    As bad as Nursing needs doctorates, nurse anesthesia needs them even more badly! There is a huge shortage of anesthesia providers, and nurse anesthesia programs are working like crazy to meet the demand. We need more faculty, to be able to graduate more anesthesia providers, to meet the market place needs. (While "traditional" nursing faculty may teach some courses that student nurse anesthetists take, every nurse anesthesia program needs faculty who are CRNAs)

    Seems to me like you are young enough to get your ICU experience, become a CRNA, and then think about what kind of doctorate to pursue. And making those high tuition payment is much easier with a CRNA salary!

    I enjoy teaching in a nurse anesthesia program. But I am also qualified (and will be even better qualified after getting my doctorate) to teach in basic nursing education. I have never ruled that out as a career option. Although, the way things look now, I will never run out of job opportunites in anesthesia education!

    So, I encourage you to do both-nurse anesthesia and education.

    CRNA teacher
  14. by   llg
    Just to let you know ... Even though I have a PhD, I work in a hospital. I have spent a little time teaching in a university, but never found quite the right fit for me there. As a PhD-prepared nurse in a hospital setting, I get the right blend of "real world practicality" and "scholarliness" for me.

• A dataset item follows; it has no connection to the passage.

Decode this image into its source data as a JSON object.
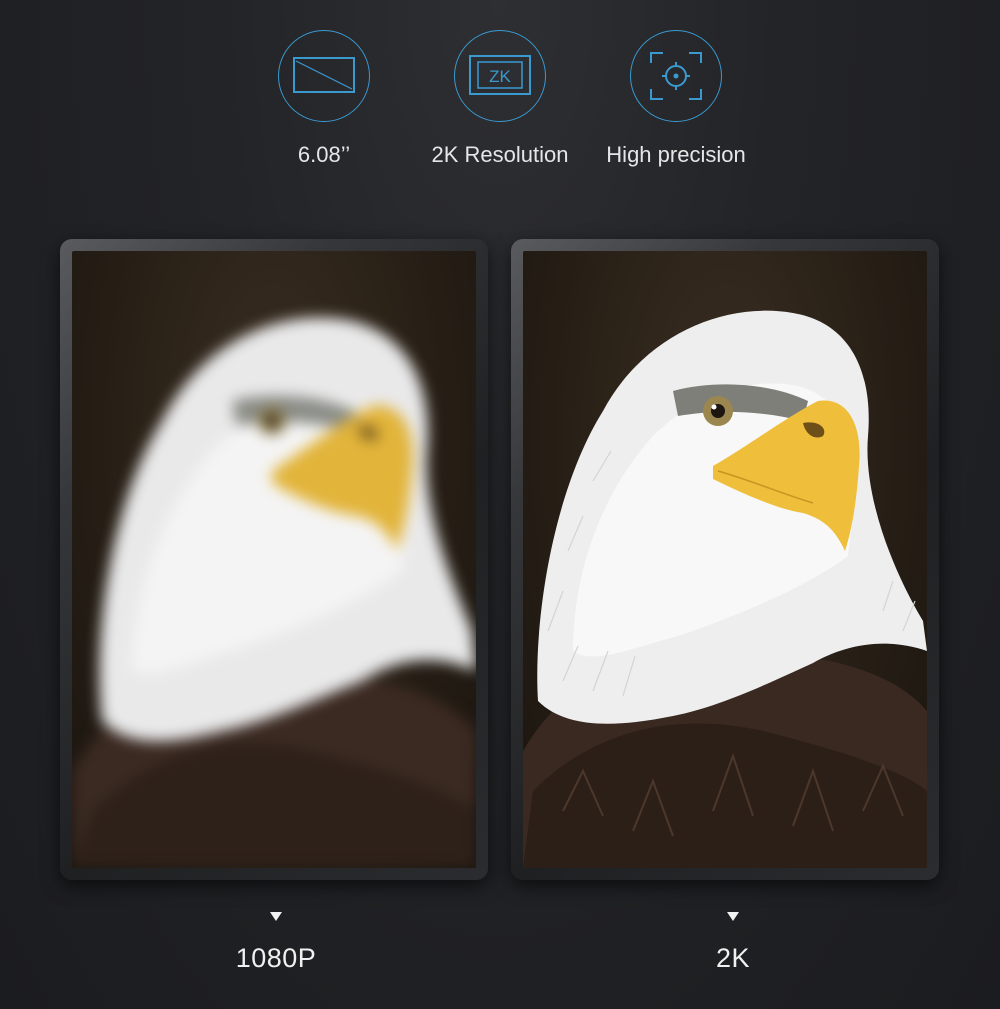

    Currently, I do staff development and act as a liaison to the local schools of nursing. I also work on a lot of special projects for our Vice President of Nursing. I collect and analyze data on recruitment and retention, develop new programs for students, investigate things for the VP, etc. It's a bit of a hodge-podge, but that flexibility is to my liking.

    I don't make a fortune, but I make enough to live comfortably as a single woman. My salary is in the upper half of the Clinical Nurse Specialist range. While that might seem a bit low for someone with a PhD, it's OK with me because of the quality of my work life. I have extremely flexible hours and the ability to set my own priorities most of the time. I am not responsible for any staffing, can set my own hours, etc. I am pretty sure I have one of the most pleasant, self-directed jobs in nursing. I am treated so well by my employer that I am not going to be picky about the money. As I tell myself, "If they paid me more, they would expect me to work harder!"

    You might want to consider some of the other career options and not just focus on the two options you thought of first. There are a lot of different advanced roles out there.

    Good luck,